14 Dec 2011

Simple speech processing

Recently Peter Thornton G6NGR sent me a number of example circuits for speech processors, some dating back to the 1960s. Anyone who operates QRP SSB on HF or VHF will appreciate how important "punchy audio" is when running low power. One circuit I remember working extremely well was one based on an idea by John Hay G3TDZ. Back in the 1970s I was using 100mW AM on 2m and wanted to be heard across Cambridgeshire. My audio stage consisted of a couple of pre-emphasis stages followed by a hard audio clipper and a low pass active filter. The result was an amazingly punchy signal with barely any change in audio level when talking. The 12dB/octave pre-emphasis helped to ensure that clipping of LF signals did not result in many artifacts within the audio passband. The LPF was essential because the heavy clipping  results in many audio harmonics which would otherwise result in a broadened signal. With just 100mW and a dipole the QRP AM signal was excellent copy across the county. I keep meaning to try the same circuit (if I can remember it) with the FT817. It would produce a mighty punchy QRP signal!


LY2SS said...

Here's very interesting work




Anonymous said...

Hello Roger

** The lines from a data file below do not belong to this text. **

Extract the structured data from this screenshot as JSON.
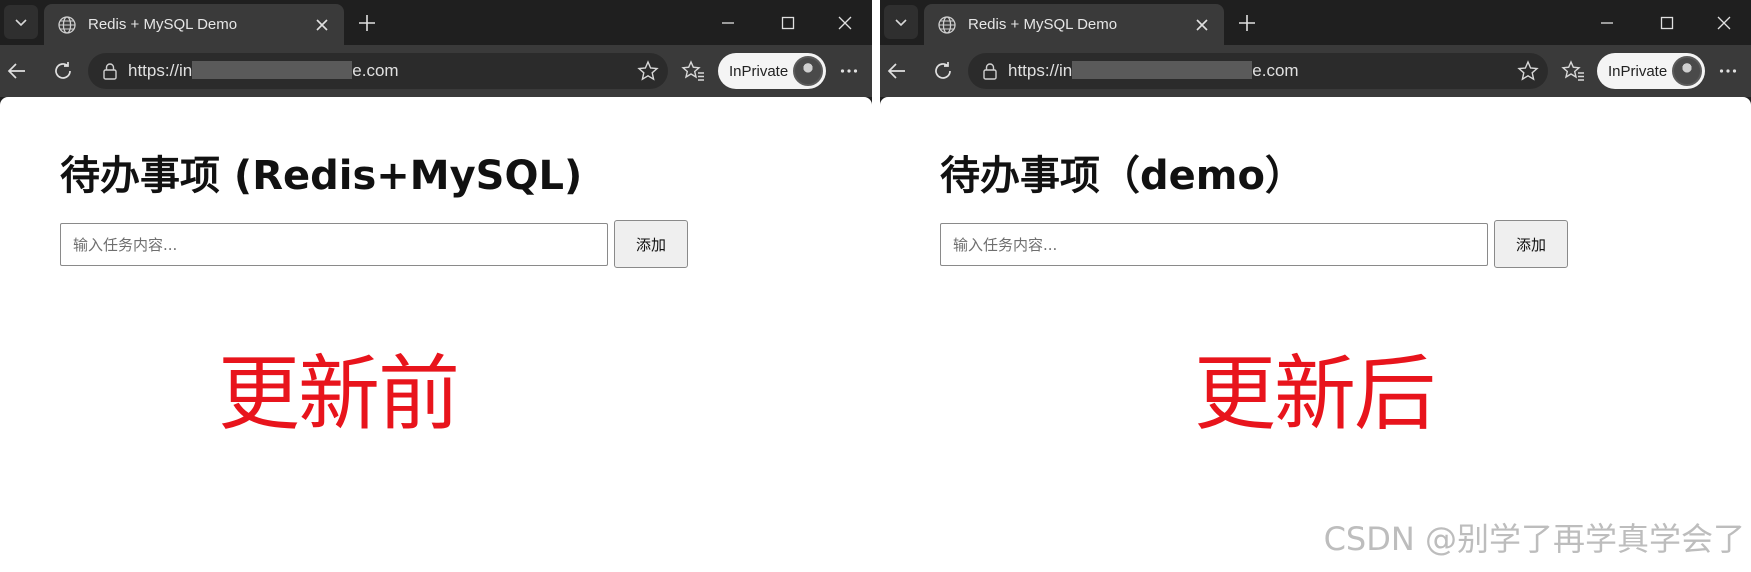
{
  "left": {
    "tab_title": "Redis + MySQL Demo",
    "url_prefix": "https://in",
    "url_suffix": "e.com",
    "inprivate_label": "InPrivate",
    "heading": "待办事项 (Redis+MySQL)",
    "input_placeholder": "输入任务内容...",
    "add_button_label": "添加",
    "annotation": "更新前"
  },
  "right": {
    "tab_title": "Redis + MySQL Demo",
    "url_prefix": "https://in",
    "url_suffix": "e.com",
    "inprivate_label": "InPrivate",
    "heading": "待办事项（demo）",
    "input_placeholder": "输入任务内容...",
    "add_button_label": "添加",
    "annotation": "更新后"
  },
  "watermark": "CSDN @别学了再学真学会了",
  "colors": {
    "annotation_red": "#e8141c",
    "chrome_dark": "#1f1f1f",
    "toolbar_gray": "#3a3a3a"
  }
}
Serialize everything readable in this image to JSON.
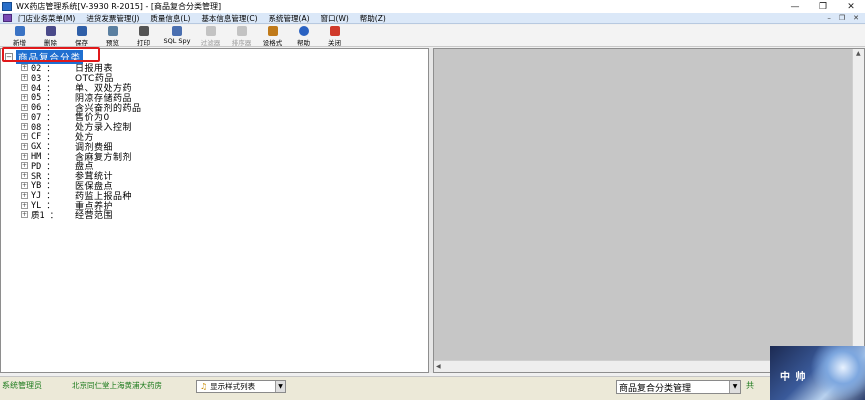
{
  "window": {
    "title": "WX药店管理系统[V-3930 R-2015] - [商品复合分类管理]",
    "controls": [
      "—",
      "❐",
      "✕"
    ]
  },
  "menubar": {
    "items": [
      "门店业务菜单(M)",
      "进货发票管理(J)",
      "质量信息(L)",
      "基本信息管理(C)",
      "系统管理(A)",
      "窗口(W)",
      "帮助(Z)"
    ],
    "mdi_controls": [
      "–",
      "❐",
      "✕"
    ]
  },
  "toolbar": {
    "buttons": [
      {
        "label": "新增",
        "icon": "new-icon",
        "color": "#3a73c4",
        "enabled": true
      },
      {
        "label": "删除",
        "icon": "delete-icon",
        "color": "#4a4a8a",
        "enabled": true
      },
      {
        "label": "保存",
        "icon": "save-icon",
        "color": "#2f5fa8",
        "enabled": true
      },
      {
        "label": "预览",
        "icon": "preview-icon",
        "color": "#5a7fa0",
        "enabled": true
      },
      {
        "label": "打印",
        "icon": "print-icon",
        "color": "#555555",
        "enabled": true
      },
      {
        "label": "SQL Spy",
        "icon": "sql-spy-icon",
        "color": "#4a6fb0",
        "enabled": true
      },
      {
        "label": "过滤器",
        "icon": "filter-icon",
        "color": "#8a8a8a",
        "enabled": false
      },
      {
        "label": "排序器",
        "icon": "sort-icon",
        "color": "#8a8a8a",
        "enabled": false
      },
      {
        "label": "设格式",
        "icon": "format-icon",
        "color": "#c07a1a",
        "enabled": true
      },
      {
        "label": "帮助",
        "icon": "help-icon",
        "color": "#2a62c2",
        "enabled": true
      },
      {
        "label": "关闭",
        "icon": "close-icon",
        "color": "#d03a2a",
        "enabled": true
      }
    ]
  },
  "tree": {
    "root": "商品复合分类",
    "nodes": [
      {
        "code": "02 ：",
        "name": "日报用表"
      },
      {
        "code": "03 ：",
        "name": "OTC药品"
      },
      {
        "code": "04 ：",
        "name": "单、双处方药"
      },
      {
        "code": "05 ：",
        "name": "阴凉存储药品"
      },
      {
        "code": "06 ：",
        "name": "含兴奋剂的药品"
      },
      {
        "code": "07 ：",
        "name": "售价为0"
      },
      {
        "code": "08 ：",
        "name": "处方录入控制"
      },
      {
        "code": "CF ：",
        "name": "处方"
      },
      {
        "code": "GX ：",
        "name": "调剂费细"
      },
      {
        "code": "HM ：",
        "name": "含麻复方制剂"
      },
      {
        "code": "PD ：",
        "name": "盘点"
      },
      {
        "code": "SR ：",
        "name": "参茸统计"
      },
      {
        "code": "YB ：",
        "name": "医保盘点"
      },
      {
        "code": "YJ ：",
        "name": "药监上报品种"
      },
      {
        "code": "YL ：",
        "name": "重点养护"
      },
      {
        "code": "质1 ：",
        "name": "经营范围"
      }
    ]
  },
  "statusbar": {
    "user": "系统管理员",
    "store": "北京同仁堂上海黄浦大药房",
    "display_style": "显示样式列表",
    "module": "商品复合分类管理",
    "count": "共",
    "banner_text": "中 帅"
  }
}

The speech processor used In the PW Melstock 70 MHz (Sept 2005 Tony Nailer ) AM Transmitter could be used In an SSB rig. The one advantage of using a processor for AM is you can acheive 100% modulation depth for a large part of the voice syllables with any over modulation being restricted. There was a simple design In PW early 1980's
using 4 BC109 transistors with diode clipping. I built the later which worked well with my FT221.